In the UK, a new wave of large-scale solar projects continue to emerge as the country accelerates towards net zero targets, including reaching a decarbonised power system by 2035. At the heart of these are Nationally Significant Infrastructure Projects (NSIPs).
NSIP solar developments are projects with a proposed generation capacity of over 50MW, and require a Development Consent Order (DCO) application to be submitted to the Planning Inspectorate. Following this, there are further consultations and engagement with all interested parties, before a final decision is made by the secretary of state at the Department for Business, Energy and Industrial Strategy (BEIS).
Several NSIP developments have been unveiled around the UK, including Low Carbon’s 500MW Gate Burton Energy Park solar project, the 350MW Cleve Hill Solar Farm, a project being developed via a joint venture between Hive Energy and Wirsol, the 350MW Mallard Pass Solar Farm, amongst others around the UK.
One of the largest solar NSIP developments is Botley West, with a generation capacity of 840MW, which launched its first public consultation in early November 2022. Project developer PVDP aims to submit a DCO application to PINS by the end of 2023.
The project will be split across three sites in Cherwell, West Oxfordshire and Vale of White Horse. PVDP has been working with both landowners and landlords to support the project in the local area and support its renewable journey.
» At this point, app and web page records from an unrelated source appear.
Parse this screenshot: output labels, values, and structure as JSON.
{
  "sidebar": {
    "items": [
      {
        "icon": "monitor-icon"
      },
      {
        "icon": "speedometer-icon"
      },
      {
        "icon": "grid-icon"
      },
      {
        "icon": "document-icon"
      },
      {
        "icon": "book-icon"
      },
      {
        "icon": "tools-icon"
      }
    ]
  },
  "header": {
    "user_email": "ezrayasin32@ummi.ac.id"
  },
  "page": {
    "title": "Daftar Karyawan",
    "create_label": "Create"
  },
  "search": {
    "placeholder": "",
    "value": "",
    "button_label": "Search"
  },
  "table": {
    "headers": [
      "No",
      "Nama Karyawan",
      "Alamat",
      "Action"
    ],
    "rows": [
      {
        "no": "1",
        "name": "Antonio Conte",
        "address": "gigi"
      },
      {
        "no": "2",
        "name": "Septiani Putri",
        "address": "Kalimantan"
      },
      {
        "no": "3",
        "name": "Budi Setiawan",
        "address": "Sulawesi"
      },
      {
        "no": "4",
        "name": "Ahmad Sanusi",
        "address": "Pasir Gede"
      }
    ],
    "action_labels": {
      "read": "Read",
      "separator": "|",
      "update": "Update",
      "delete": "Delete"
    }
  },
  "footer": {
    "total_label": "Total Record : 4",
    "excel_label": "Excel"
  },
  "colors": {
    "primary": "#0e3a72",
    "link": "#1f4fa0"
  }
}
This includes Blenheim Estate, with whom PVDP is working to ensure the plans are aligned with the landowners’ long-term strategies.
Solar Power Portal speaks with Mark Owen-Lloyd, project lead for the Botley West project at PVDP, to find out more about the public consultation process, issues surrounding public perception of solar projects and how NSIP projects could be key in unlocking the UK’s budding renewable sector.
A lack of public awareness
“These consultations reveal not only a public ignorance, but also an absolute vacuum in public policy,” Owen-Lloyd says in response to the public consultations on the Botley West project.
“[The Botley West project] is a hard sell to immediate neighbours such as people who are located three fields away from the project – they don't want to change the way the countryside is which you can understand with West Oxfordshire already saturated with housing applications.
“They are building a new garden village, which is 2800 houses, and people have quite rightly asked us why they don’t have solar panels on their roofs – there's no planning policy for that. West Oxfordshire District Council tried to force them to put solar panels on every single house, but the planning inspector booted it out. Is planning so antediluvian that we have no renewables policy?”
Renewable policy will undoubtedly be crucial to help scale renewable technologies and reduce the carbon footprint of many residential and commercial buildings. Many domestic and industrial and commercial rooftops currently unused will be utilised for solar generation going forwards, helping to reduce energy bills and a cleaner environment for all.
While rooftop solar will have a key role to play however, as Owen-Lloyd recognises this will not go far enough to be able to reach net zero.
“Unfortunately, it’s not enough. We're not going to get 32GW of solar from all the rooftops,” he says.
“The fact that if we all put electric boilers in, as we're going to have to as an alternative to gas, and buy an EV, our electricity consumption will double or even treble. Combined with a really high price, we've got increasing demand and no real plan for meeting that demand.”
This indication showcases the need for these large-scale, high generation NSIP projects that can offer masses of renewable capacity for many homes, businesses and industrial practices. Doing so will massively reduce the carbon footprint of the local area.
Educating the public on the perks of solar energy
Public consultations do however grant several opportunities for project developers to engage with the local communities and answer any concerns that may be presented. To this end, education purposes granted through the use of public consultations could be invaluable to projects currently in development and Botley West is no different.
“There’s a lot of education you can do via consultations, and this is really important because a lot of people who come to them are open to being persuaded. We've had a very high attendance so far and interestingly, the parish councils have been very supportive,” Owen-Lloyd says.
“It's good to get out there and talk to people about it and I think we got a lot of support. The feedback coming on our channels has been about 50/50 of support and condemnation, so we're hitting the spot with some.”
As stated by Owen-Lloyd, the public consultations have been an opportunity to guide not only their initial proposal for Botley West, but also to educate the general public on the project and alleviate some of the concerns surrounding it.
Another positive is the high attendances for the consultation. Clearly solar projects are becoming more and more prominent in the UK and thus educating more of the public on the positives of developments such as NSIP projects could have a widespread effect that could potentially been a boon for the solar industry.